CHANL’s Bob Geil Recognized as a Hero in Austria

In late September, Bob Geil received an email from Stephan Kaseman, a scientist at the FH Vorarlberg University of Applied Sciences in Dornbirn, Austria. Stephan’s Deep Reactive Ion Etcher (DRIE) had stopped working after some damaged components were replaced, and he could not find anyone to help him service the system. As a long shot, he reached out to Bob because CHANL has the same DRIE system. Bob shared over 40 screen shots of the DRIE’s configuration files with the Austrian scientist to help troubleshoot! They exchanged emails ~25 more times to gather additional configuration files. After this substantial effort, Stephan recently emailed Bob to let him know that the system was operational again, stating, “I think I’ll print out your photo from the UNC website and stick it to the machine’s control rack, marked with the caption Hero.” Apparently he was not kidding. Congrats to Bob on his elevation to hero status!

 

Rigaku SmartLab X-ray Diffractometer coming soon to CHANL

CHANL is thrilled to offer powder and thin film x-ray diffraction with a new Rigaku SmartLab X-ray diffractometer (XRD). This system is capable of grazing angle measurements for measuring diffraction from thin films and possesses an in-plane diffraction arm for measuring crystalline planes perpendicular to the sample surface. Samples with periodicity on length scales up to 100 nm can be characterized with the SAXS unit, and micro area measurements with spot sizes as small as 100 μm are also possible.  Rocking curves, pole figures, and reflectivity measurements are all available with this system, which is also equipped with a HyPix-3000 2D detector. A number of sample stages allowing for sample heating and cooling (-100ºC to 1,000ºC) and environmental control (inert atmosphere, vacuum, reactive gas) are available for interesting in situ measurements.
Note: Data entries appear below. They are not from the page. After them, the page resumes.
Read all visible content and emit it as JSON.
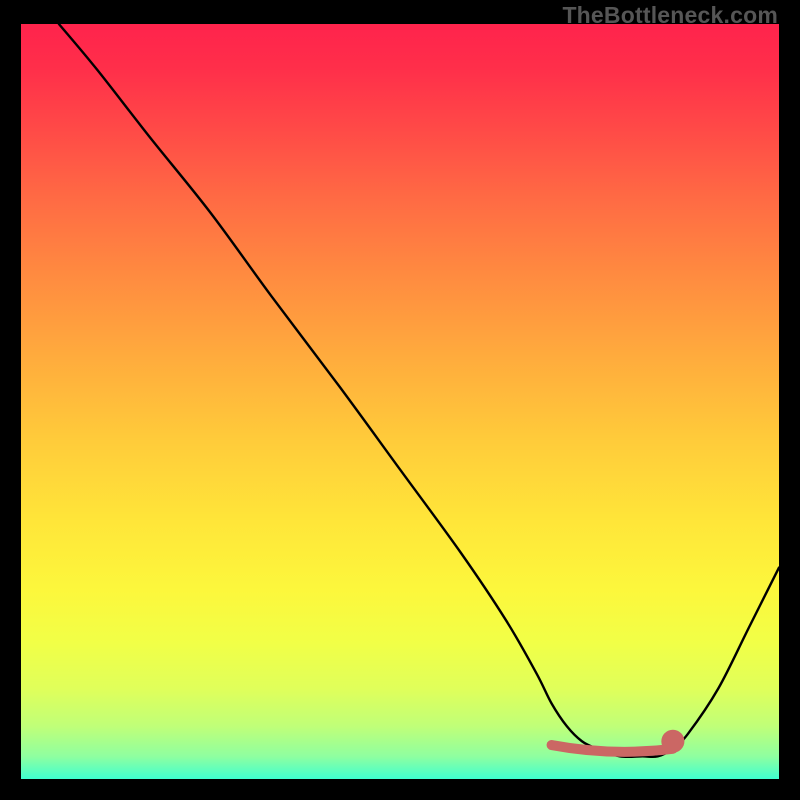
{
  "watermark": "TheBottleneck.com",
  "chart_data": {
    "type": "line",
    "title": "",
    "xlabel": "",
    "ylabel": "",
    "xlim": [
      0,
      100
    ],
    "ylim": [
      0,
      100
    ],
    "grid": false,
    "legend": false,
    "series": [
      {
        "name": "curve",
        "color": "#000000",
        "x": [
          5,
          10,
          17,
          25,
          33,
          42,
          50,
          58,
          64,
          68,
          70,
          72,
          74,
          76,
          79,
          82,
          84,
          86,
          88,
          92,
          96,
          100
        ],
        "y": [
          100,
          94,
          85,
          75,
          64,
          52,
          41,
          30,
          21,
          14,
          10,
          7,
          5,
          4,
          3,
          3,
          3,
          4,
          6,
          12,
          20,
          28
        ]
      }
    ],
    "marker_band": {
      "color": "#cb6764",
      "x_start": 70,
      "x_end": 86,
      "y": 3,
      "end_dot": {
        "x": 86,
        "y": 5,
        "r": 1.0
      }
    }
  }
}
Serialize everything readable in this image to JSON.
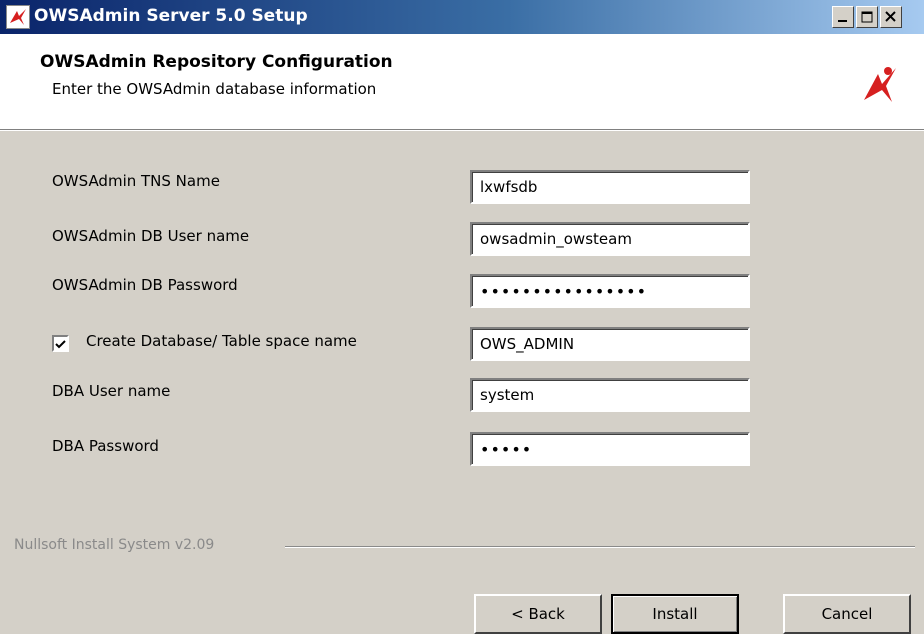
{
  "window": {
    "title": "OWSAdmin Server 5.0 Setup"
  },
  "header": {
    "title": "OWSAdmin Repository Configuration",
    "subtitle": "Enter the OWSAdmin database information"
  },
  "form": {
    "tns_label": "OWSAdmin TNS Name",
    "tns_value": "lxwfsdb",
    "dbuser_label": "OWSAdmin DB User name",
    "dbuser_value": "owsadmin_owsteam",
    "dbpass_label": "OWSAdmin DB Password",
    "dbpass_value": "••••••••••••••••",
    "create_db_label": "Create Database/ Table space name",
    "create_db_checked": true,
    "tablespace_value": "OWS_ADMIN",
    "dba_user_label": "DBA User name",
    "dba_user_value": "system",
    "dba_pass_label": "DBA Password",
    "dba_pass_value": "•••••"
  },
  "footer": {
    "branding": "Nullsoft Install System v2.09",
    "back_label": "< Back",
    "install_label": "Install",
    "cancel_label": "Cancel"
  },
  "colors": {
    "titlebar": "#0a246a",
    "face": "#d4d0c8",
    "logo": "#d62020"
  }
}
The SmartLab Guidance software makes these measurements easy to implement as it guides users to install the correct optical components, and walks them through the appropriate alignments before measurements begin. Powerful analysis software includes access to the ICDD PDF2 database, allows for Rietveld whole pattern fitting, and 2D pattern analysis.

If you would like additional information about this tool, please email Carrie Donley (cdonley@email.unc.edu).
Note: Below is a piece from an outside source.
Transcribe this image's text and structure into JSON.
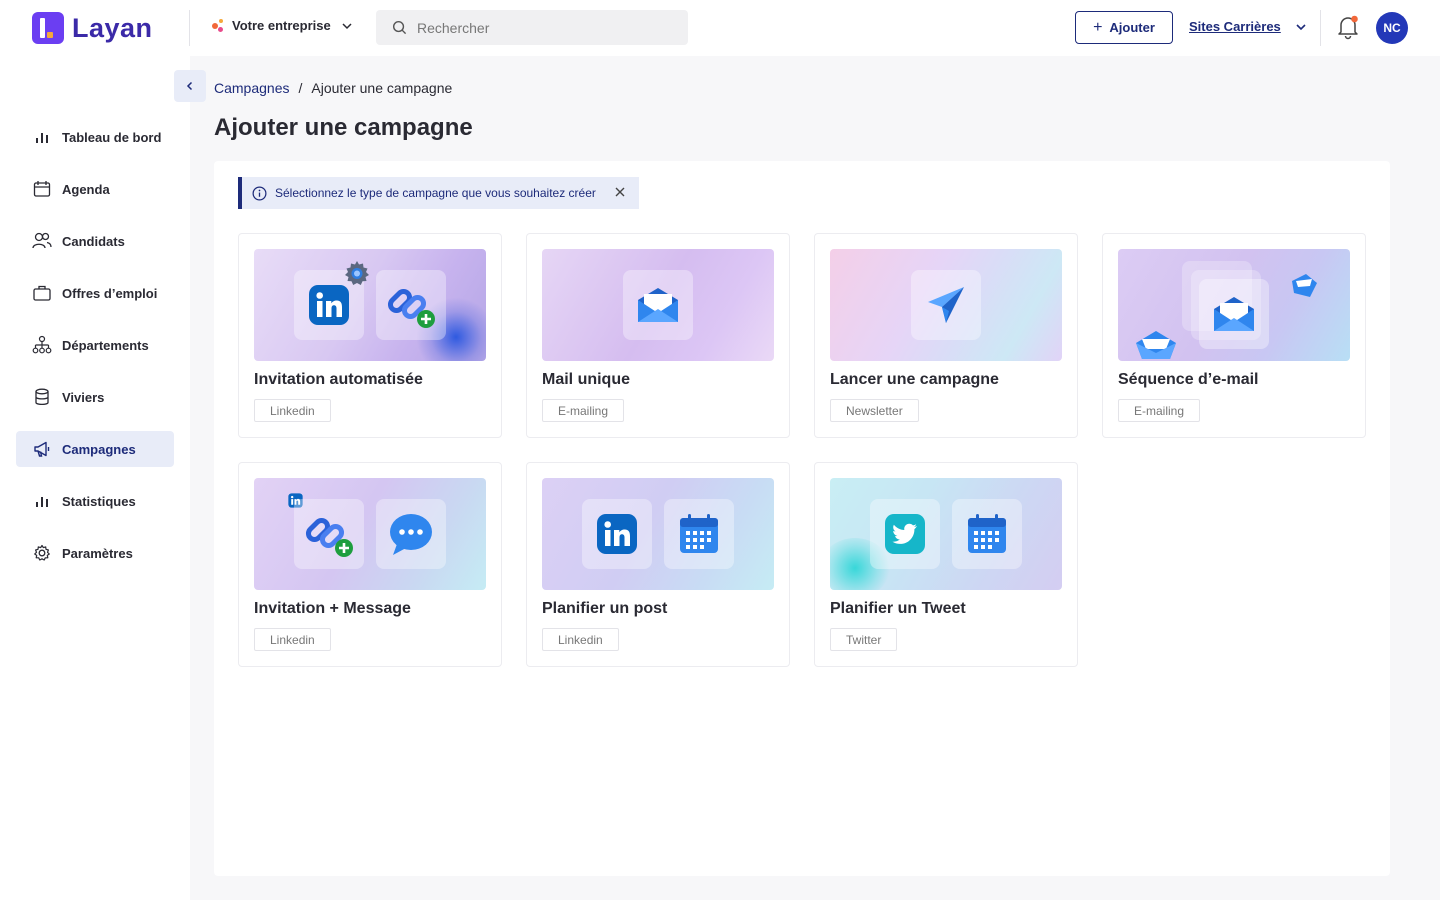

How to Make It and Use It – A Microfluidic Workshop

The Center of BioModular Multi-Scale Systems in conjunction with RTNN will host a microfluidic workshop at the Chapel Hill Analytical and Nanofabrication Laboratory (CHANL). This workshop will offer participants the opportunity to learn about patterning structures across different length scales (nm→μm) and become familiar with a number of important application areas – microfluidics and nanofluidics for biological/biomedical applications. There will be lectures (mornings) covering relevant technological and application areas. In the afternoons, there will be on-site demonstrations of fabrication
equipment and hands-on experiments focused on making a microfluidic device and using it. More details can be found here.
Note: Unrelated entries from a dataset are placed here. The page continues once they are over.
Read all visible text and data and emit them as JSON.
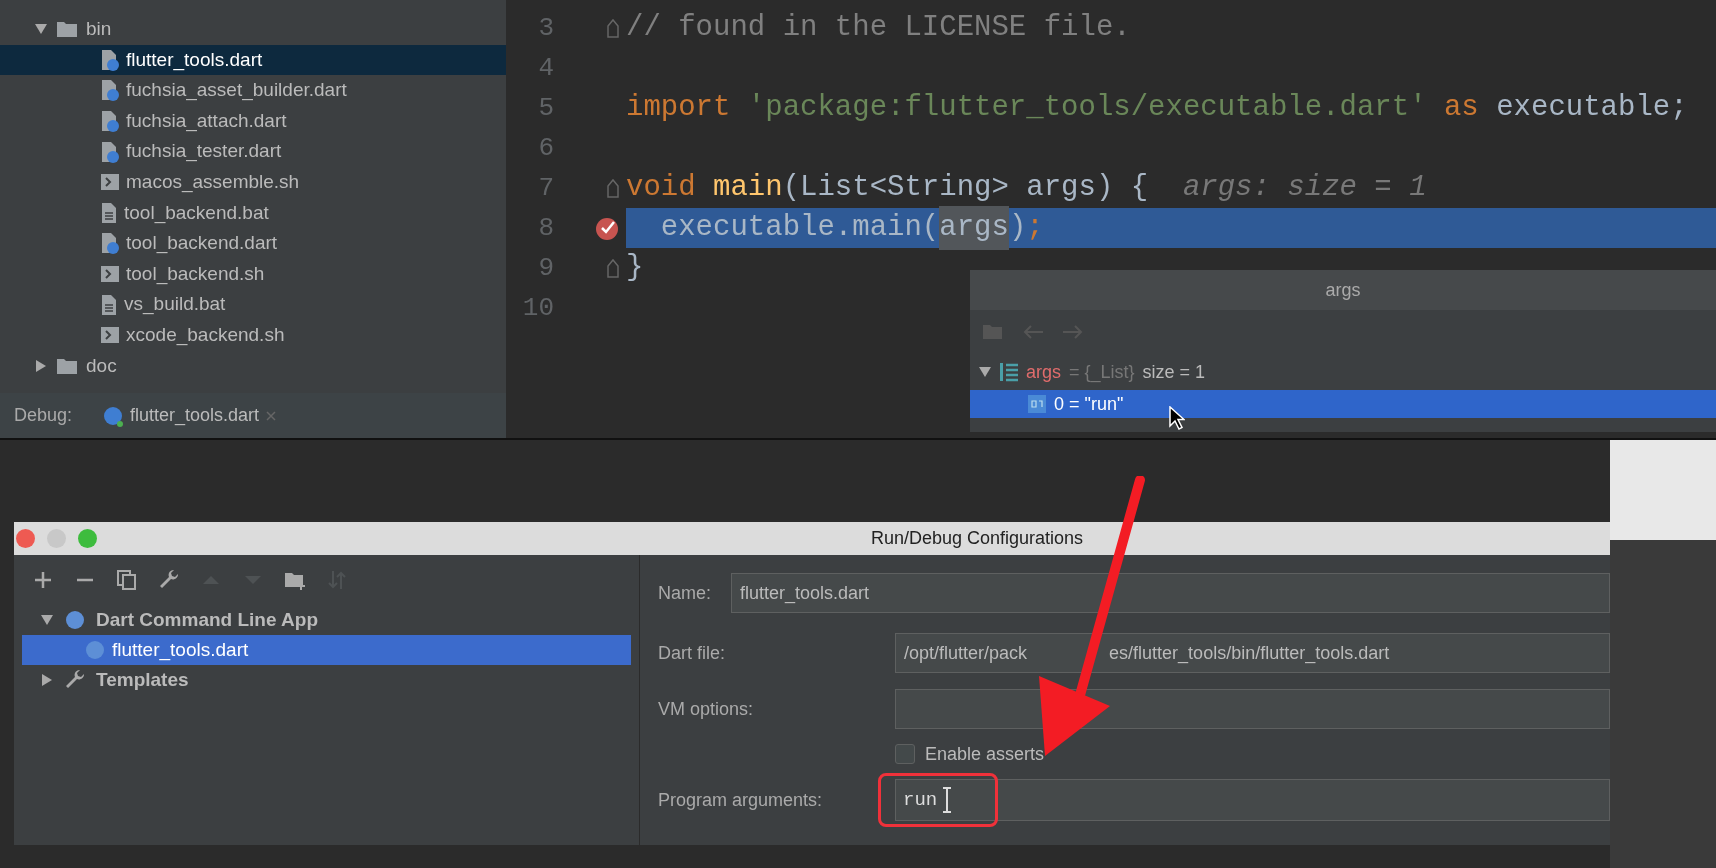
{
  "project_tree": {
    "items": [
      {
        "label": "bin",
        "kind": "folder",
        "expanded": true,
        "selected": false,
        "children": [
          {
            "label": "flutter_tools.dart",
            "kind": "dart",
            "selected": true
          },
          {
            "label": "fuchsia_asset_builder.dart",
            "kind": "dart",
            "selected": false
          },
          {
            "label": "fuchsia_attach.dart",
            "kind": "dart",
            "selected": false
          },
          {
            "label": "fuchsia_tester.dart",
            "kind": "dart",
            "selected": false
          },
          {
            "label": "macos_assemble.sh",
            "kind": "shell",
            "selected": false
          },
          {
            "label": "tool_backend.bat",
            "kind": "batch",
            "selected": false
          },
          {
            "label": "tool_backend.dart",
            "kind": "dart",
            "selected": false
          },
          {
            "label": "tool_backend.sh",
            "kind": "shell",
            "selected": false
          },
          {
            "label": "vs_build.bat",
            "kind": "batch",
            "selected": false
          },
          {
            "label": "xcode_backend.sh",
            "kind": "shell",
            "selected": false
          }
        ]
      },
      {
        "label": "doc",
        "kind": "folder",
        "expanded": false,
        "selected": false
      }
    ]
  },
  "debug_bar": {
    "label": "Debug:",
    "tab": "flutter_tools.dart"
  },
  "editor": {
    "lines": [
      {
        "number": "3",
        "fold": true,
        "breakpoint": false,
        "current": false,
        "tokens": [
          {
            "kind": "comment",
            "text": "// found in the LICENSE file."
          }
        ]
      },
      {
        "number": "4",
        "fold": false,
        "breakpoint": false,
        "current": false
      },
      {
        "number": "5",
        "fold": false,
        "breakpoint": false,
        "current": false,
        "tokens": [
          {
            "kind": "keyword",
            "text": "import "
          },
          {
            "kind": "string",
            "text": "'package:flutter_tools/executable.dart'"
          },
          {
            "kind": "keyword",
            "text": " as "
          },
          {
            "kind": "plain",
            "text": "executable;"
          }
        ]
      },
      {
        "number": "6",
        "fold": false,
        "breakpoint": false,
        "current": false
      },
      {
        "number": "7",
        "fold": true,
        "breakpoint": false,
        "current": false,
        "tokens": [
          {
            "kind": "keyword",
            "text": "void "
          },
          {
            "kind": "function",
            "text": "main"
          },
          {
            "kind": "plain",
            "text": "(List<String> args) {  "
          },
          {
            "kind": "hint",
            "text": "args: size = 1"
          }
        ]
      },
      {
        "number": "8",
        "fold": false,
        "breakpoint": true,
        "current": true,
        "tokens": [
          {
            "kind": "plain",
            "text": "  executable.main("
          },
          {
            "kind": "usage",
            "text": "args"
          },
          {
            "kind": "plain",
            "text": ")"
          },
          {
            "kind": "keyword",
            "text": ";"
          }
        ]
      },
      {
        "number": "9",
        "fold": true,
        "breakpoint": false,
        "current": false,
        "tokens": [
          {
            "kind": "plain",
            "text": "}"
          }
        ]
      },
      {
        "number": "10",
        "fold": false,
        "breakpoint": false,
        "current": false
      }
    ]
  },
  "variables_popup": {
    "title": "args",
    "variables": [
      {
        "name": "args",
        "type": "= {_List}",
        "value": "size = 1",
        "expanded": true,
        "selected": false,
        "children": [
          {
            "name": "0 = \"run\"",
            "selected": true
          }
        ]
      }
    ]
  },
  "dialog": {
    "title": "Run/Debug Configurations",
    "toolbar": [
      {
        "kind": "add",
        "disabled": false
      },
      {
        "kind": "remove",
        "disabled": false
      },
      {
        "kind": "copy",
        "disabled": false
      },
      {
        "kind": "wrench",
        "disabled": false
      },
      {
        "kind": "up",
        "disabled": true
      },
      {
        "kind": "down",
        "disabled": true
      },
      {
        "kind": "folder",
        "disabled": false
      },
      {
        "kind": "sort",
        "disabled": true
      }
    ],
    "configurations": [
      {
        "label": "Dart Command Line App",
        "kind": "dart",
        "expanded": true,
        "selected": false,
        "children": [
          {
            "label": "flutter_tools.dart",
            "kind": "dart",
            "selected": true
          }
        ]
      },
      {
        "label": "Templates",
        "kind": "wrench",
        "expanded": false,
        "selected": false
      }
    ],
    "name": {
      "label": "Name:",
      "value": "flutter_tools.dart"
    },
    "fields": [
      {
        "label": "Dart file:",
        "value_parts": [
          "/opt/flutter/pack",
          "es/flutter_tools/bin/flutter_tools.dart"
        ]
      },
      {
        "label": "VM options:"
      }
    ],
    "enable_asserts": {
      "label": "Enable asserts",
      "checked": false
    },
    "program_arguments": {
      "label": "Program arguments:",
      "value": "run",
      "highlighted": true
    }
  }
}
Register here. RTNN is able to offset costs associated with registration and travel to a limited number of participants who demonstrate need. To apply for support, please visit the RTNN support page.

RTNN Lunch and Learn at UNC-Chapel Hill

Come learn about unique capabilities that could aid in your research! Over lunch, Roberto Garcia (lab manager of NC State’s Analytical Instrumentation Facility, AIF), Dr. John Muth (director of the NC State Nanofabrication Facility, NNF) and Dr. Mark Walters (director of Duke’s Shared Materials Instrumentation Facility, SMIF) will highlight instrumentation at their respective facilities. The RTNN will provide free lunch to all attendees. This talk will take place at UNC: Chapman Hall, Room 125.

Biosensors and Force Measurements in Living Cells

The Chapel Hill Analytical and Nanofabrication Laboratory (CHANL) will host a workshop discussing how and why forces are applied to cells experimentally as well as how responses to these forces are measured using fluorescence-based biosensors, a combined Atomic Force Microscopy, AFM, -optical microscope system combined with vertical light sheet, and magnetic tweezers. In the mornings, participants will hear lectures about various techniques used to apply and measure forces within and generated by cells as well as image analysis tools. In the afternoons, participants will receive hands-on experience with different techniques including AFM, total internal reflection fluorescence (TIRF) microscopy, and magnetic force systems.

More information and a detailed schedule can be found on the event website. Click here to register. Registration fee includes lab supplies, light breakfasts and snacks, and one dinner. Workshop is limited to 18 participants.